Alyson Tabbitha is one of the most well-known cosplayers in the community because of her makeup tranformations that are so good she looks exactly like the character. She's especially known for her Wonder Woman and Jack Sparrow cosplays, and has created other iconic looks such as Scarlet Witch, the Joker, Mystique, and even Legolas from The Lord of the Rings. Between the makeup and the cosplay itself, she really puts her heart and soul into every cosplay she makes and has gained the attention of millions around the world.
Last week a Twitter post went viral with Alyson Tabbitha, but this time it wasn't solely because of her incredible cosplay transformations. Instead, it was because a Facebook sharing page known as "The Marvel & DC Multiverse" had posted her before and after transformation photos on their page. In their post, they had written "WOW" with a credit underneath that said "Unknown Cosplayer", even though every single one of the images had Alyson Tabbitha's watermark on the image.
I just wish we knew WHO IS IN THIS??? ANOTHER MYSTERY pic.twitter.com/My6fIWnszt— ᴋᴀʏʟᴀ ᴇʀɪɴ (@itsKaylaErin) May 16, 2021
Alyson Tabbitha herself had also commented on the original Facebook post after hundreds of users tagged Alyson because the page didn't credit her despite the watermark. "I dont know why I bother watermarking every photo with my name, just to be credited as "unknown cosplayer"... might wanna fix that The Marvel & DC Multiverse," Alyson had commented.
Since then, the Facebook post has been properly credited, but it brings about a discussion on crediting cosplayers on reshare pages such as this one. We recently spoke to Alyson Tabbitha about the Facebook post as well as the importance of crediting cosplayers. Check out the full interview below.
Cosplay Central: You've been adding your name to your cosplay posts for a while now. When did you start watermarking your work?
Alyson Tabbitha: I actually started watermarking my photos as soon as I made my cosplay page. I posted a before & after pic of me as Jack Sparrow on my personal Facebook for Halloween. Someone shared it to Tumblr / iFunny and it went super viral, and no one knew who I was. Eventually it went so viral that people started to find me, & ask me to make a cosplay page they could follow. I didn't even know what cosplay pages were, but I made one & from that point on only posted watermarked images to avoid that from happening again.
CC: What was your reaction to seeing the Facebook page repost your photos without credit?

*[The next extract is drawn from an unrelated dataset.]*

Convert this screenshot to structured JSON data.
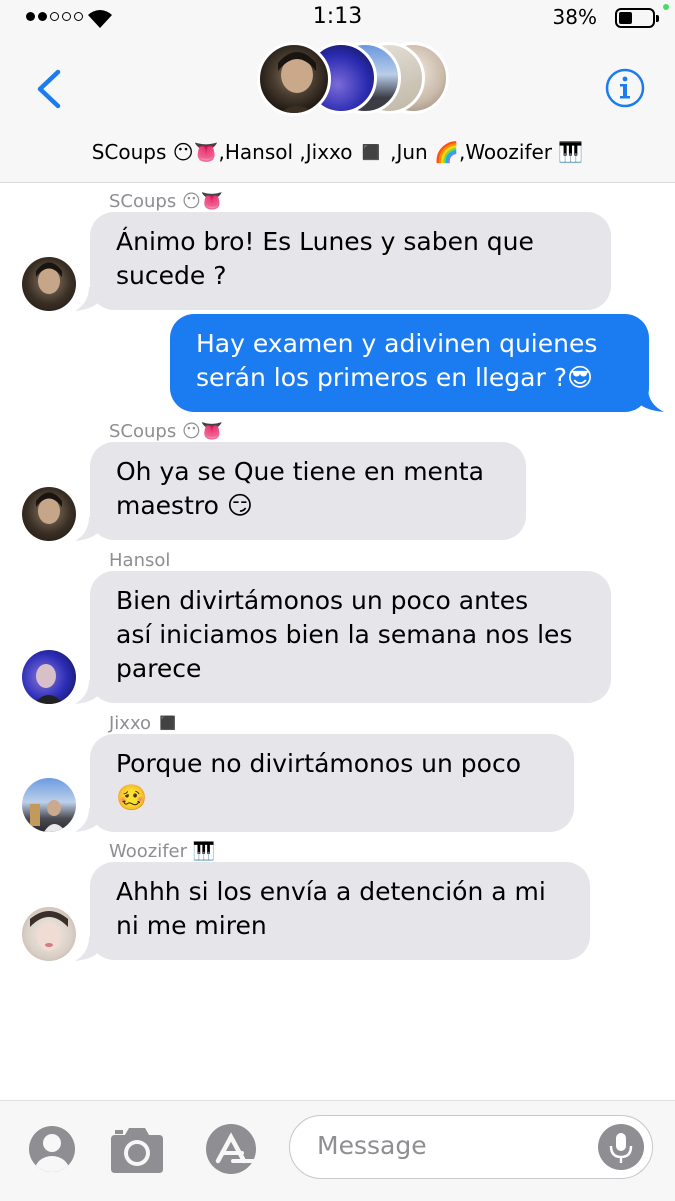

AT: I am actually so use to it and have my watermarks on all my pics, as well as lots of people in the comments tagging me, so I actually found it kind of funny. Although I really don't think people who don't know how to find credit sources should be posting to share pages. I do get upset when I see lesser known cosplayers work get shared and not credited for it though, 'cause I've been there and it sucks to have your hard work used for likes, and not get credited for all the work you put into it.
CC: Why do you think people repost without credit like this?
AT: I can't say for sure. I know sometimes people just make mistakes. I think it boils down to laziness or them just not caring. Which kinda is even worse because why post something you don't really even care much for. You would think they would be excited to know who did it and want to credit whoever it is they are sharing.
CC: What would you tell pages and users who want to repost your cosplays?
AT: This goes for anyone's cosplays: We put a lot of time, effort & money into making or buying the costumes, we can spend hours getting ready just to get photos. We invest a lot into what we do, and the least someone who wants to share out work can do is take a minute to properly tag and credit us, or just don't share it. It's so simple, and the right thing to do.
To see more on Alyson's cosplays, be sure to follow her Instagram, Facebook, YouTube, and TikTok. If you're looking to recreate some of her looks, you can also check out her full pattern/template shop.